8. Designate a paid or volunteer staff position for ministry to deployed service members.
The staff member will have a list of resources and information that includes:

  • the military persons' names, unit designations and military addresses;
  • deploying units' point of contact, who can provide access support and benefits offered to military families;
  • the names of the nearest military community resource agencies; and
  • the nearest active duty chaplain's office.

9. Identify and employ local mentors and resource people. Collaborate with other congregations.
Don't overlook local veterans' organizations and trained congregational caregivers, such as Stephen ministers. Make sure that volunteers are trustworthy and that their knowledge is current and relevant. Also make sure you emphasize to volunteers the need for confidentiality. Consider special offerings for organizations that provide care and support for chaplains and their families. This includes retreats for those who have been in combat, continuing education and immediate pastoral assistance in times of crisis.

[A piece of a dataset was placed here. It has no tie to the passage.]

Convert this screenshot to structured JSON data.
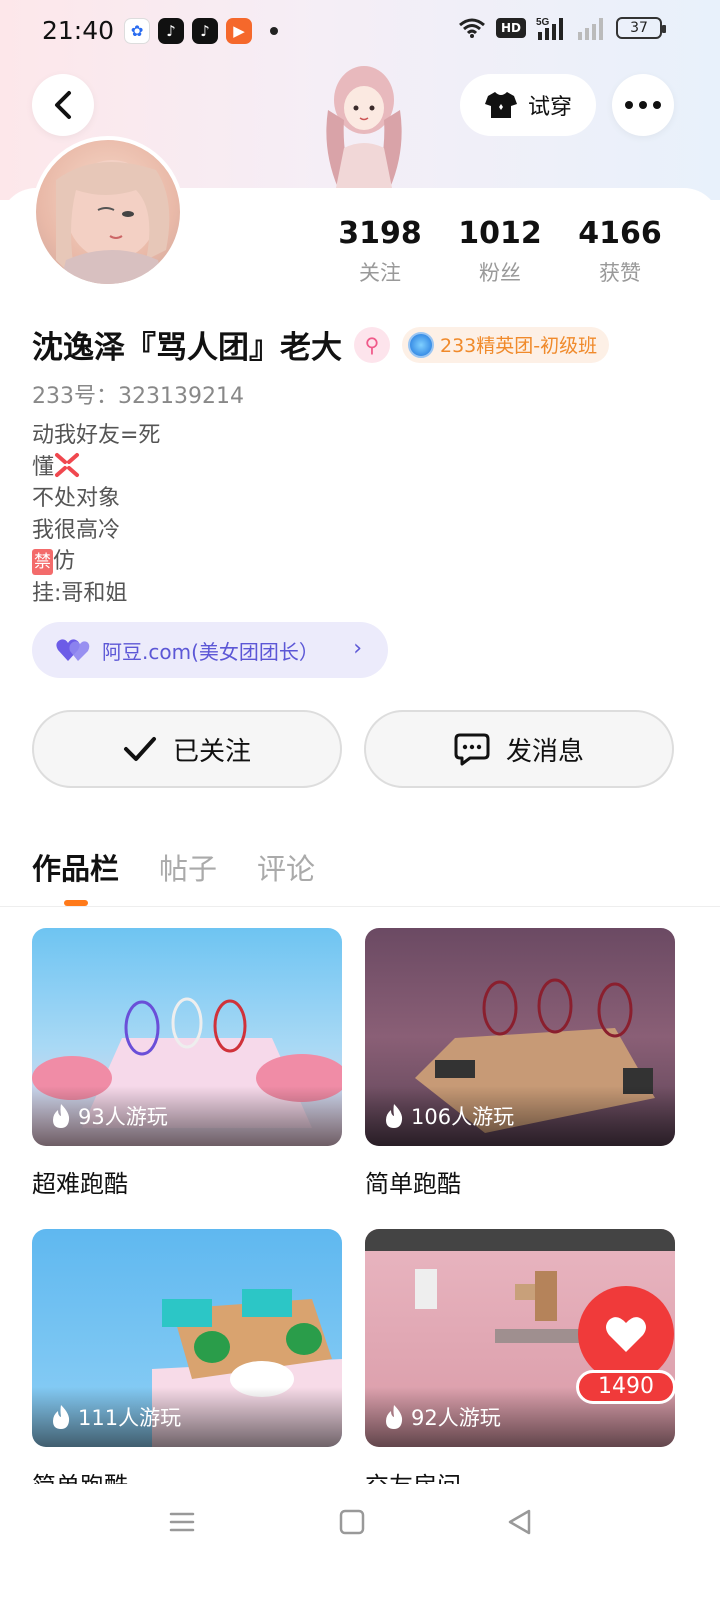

10. Consider adopting a chaplain/chaplain's assistant.
The military calls this pairing a ministry team. Collaborating with a ministry team might include:

  • Committing to pray for the ministry and for team members' families;
  • Contacting military representatives to see how the church might assist in meeting particular needs of the units they serve;
  • Sending birthday cards, notes of encouragement and congratulations on promotions to team members;
  • Providing devotionals (e.g., "The Upper Room," "Prayers for Courage," etc.);
  • Hosting ministry team members when they return from deployment and inviting them to share their stories and ministries in worship and fellowship settings.

11. Be aware that the deployment cycle includes a long post-deployment reintegration period.
This time is often very difficult for service members and families. Typical stressors include:

  • sorting through personal and family system changes that occur during a deployment;
  • emerging medical issues;
  • the need to forgive and be forgiven; and
  • returning members' ambivalence about separating from friendships forged under difficult conditions.

Reservists and those who leave the military upon return from deployment may also face difficulty in finding work and/or setbacks in accessing veterans' educational or medical benefits.

12. Above all, don't lose interest.
Polls indicate the campaigns in Afghanistan and Iraq are much less interesting to the people in the United States than the economy. We have many Americans who are serving and who have served in these two locations, plus their families. We want to support them!

Originally compiled by the Rev. Bruce Fenner, the Rev. Tom Carter, the Rev. Stephen Wall-Smith and the Rev. Robert Phillips, all United Methodist clergy. Carter is director of endorsement for the United Methodist Endorsing Agency, a part of the General Board of Higher Education and Ministry.

Resources
Strength for the Service is a devotional written specifically for those in service of others.
www.troopssupport.com/